* _EXERCISE DIRECTIONS_
Scan the listing below for lines with "state" in them. Give their number and nothing more.

* _EXERCISE DATA_
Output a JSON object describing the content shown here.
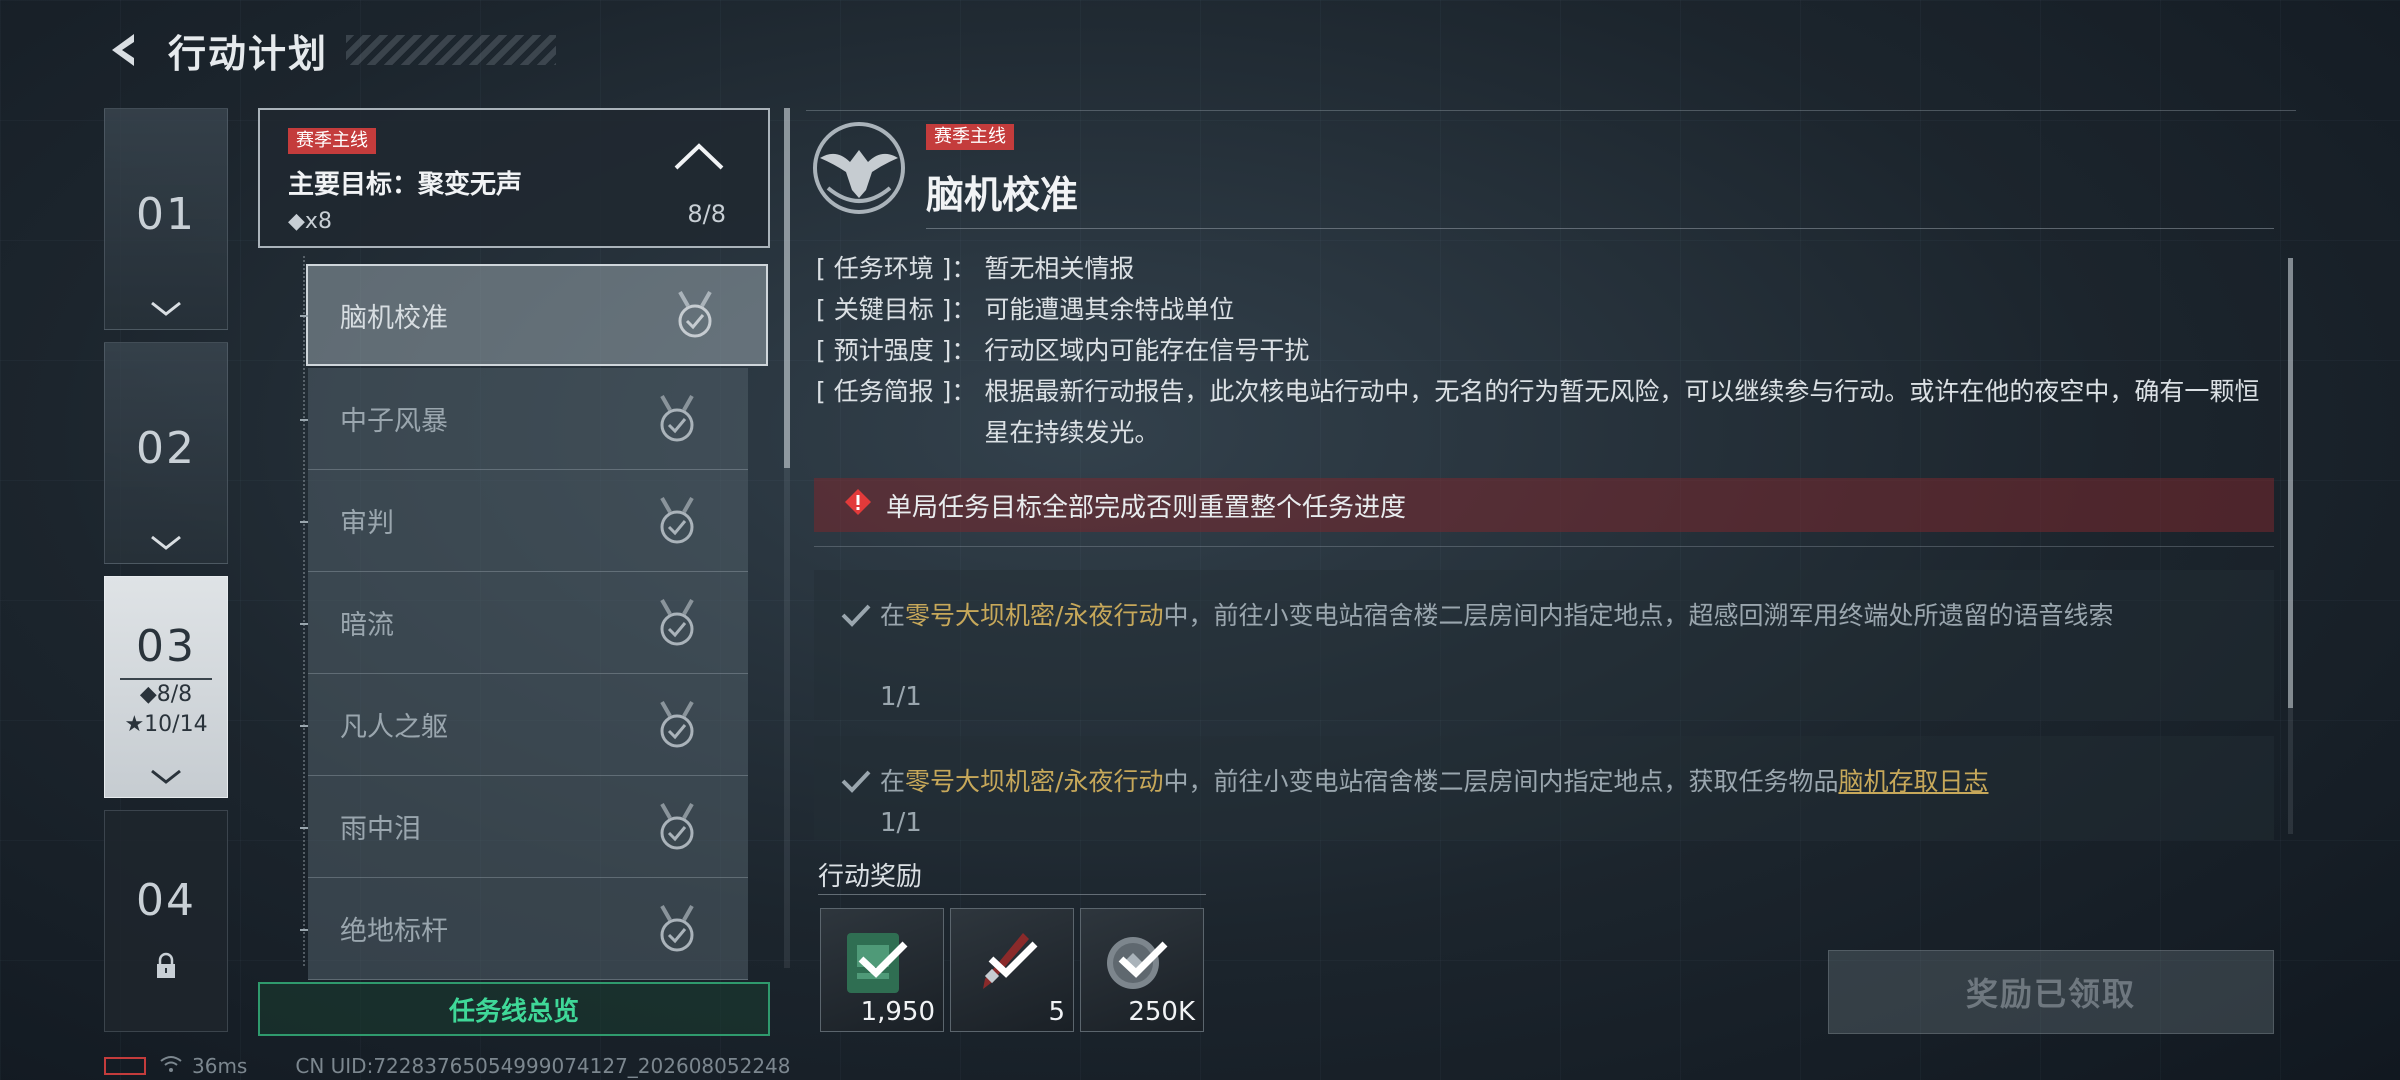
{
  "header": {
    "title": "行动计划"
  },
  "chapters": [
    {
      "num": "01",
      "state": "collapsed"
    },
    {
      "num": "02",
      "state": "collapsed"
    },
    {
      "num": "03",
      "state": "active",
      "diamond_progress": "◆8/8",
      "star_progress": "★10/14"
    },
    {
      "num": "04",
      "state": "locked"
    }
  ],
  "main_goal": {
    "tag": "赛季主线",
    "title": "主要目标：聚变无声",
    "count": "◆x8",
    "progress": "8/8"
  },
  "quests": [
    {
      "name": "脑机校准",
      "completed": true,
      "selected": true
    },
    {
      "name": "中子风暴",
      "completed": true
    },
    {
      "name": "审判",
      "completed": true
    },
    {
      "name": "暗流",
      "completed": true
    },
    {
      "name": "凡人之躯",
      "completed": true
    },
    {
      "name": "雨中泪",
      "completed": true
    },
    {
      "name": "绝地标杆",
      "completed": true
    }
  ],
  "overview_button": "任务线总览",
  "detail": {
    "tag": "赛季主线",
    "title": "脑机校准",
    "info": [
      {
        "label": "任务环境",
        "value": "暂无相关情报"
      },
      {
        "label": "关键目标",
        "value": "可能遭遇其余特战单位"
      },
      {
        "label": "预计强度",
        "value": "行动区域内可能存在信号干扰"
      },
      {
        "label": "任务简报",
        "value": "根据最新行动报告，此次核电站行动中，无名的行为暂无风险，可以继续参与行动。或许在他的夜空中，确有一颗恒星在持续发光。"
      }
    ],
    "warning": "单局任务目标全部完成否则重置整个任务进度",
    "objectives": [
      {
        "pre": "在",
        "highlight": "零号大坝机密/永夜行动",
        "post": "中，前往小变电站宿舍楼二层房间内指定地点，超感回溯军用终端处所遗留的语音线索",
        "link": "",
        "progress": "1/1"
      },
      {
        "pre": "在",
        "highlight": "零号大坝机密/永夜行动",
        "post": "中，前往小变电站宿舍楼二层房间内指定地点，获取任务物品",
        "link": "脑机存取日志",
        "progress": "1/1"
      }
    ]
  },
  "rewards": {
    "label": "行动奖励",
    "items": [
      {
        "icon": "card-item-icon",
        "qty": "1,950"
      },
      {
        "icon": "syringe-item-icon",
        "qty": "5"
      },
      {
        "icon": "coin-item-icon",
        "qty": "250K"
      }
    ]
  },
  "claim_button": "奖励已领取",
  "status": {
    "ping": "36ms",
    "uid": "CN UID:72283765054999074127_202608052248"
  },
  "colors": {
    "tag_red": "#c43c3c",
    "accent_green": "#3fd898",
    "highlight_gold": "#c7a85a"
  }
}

* _REPLY_
4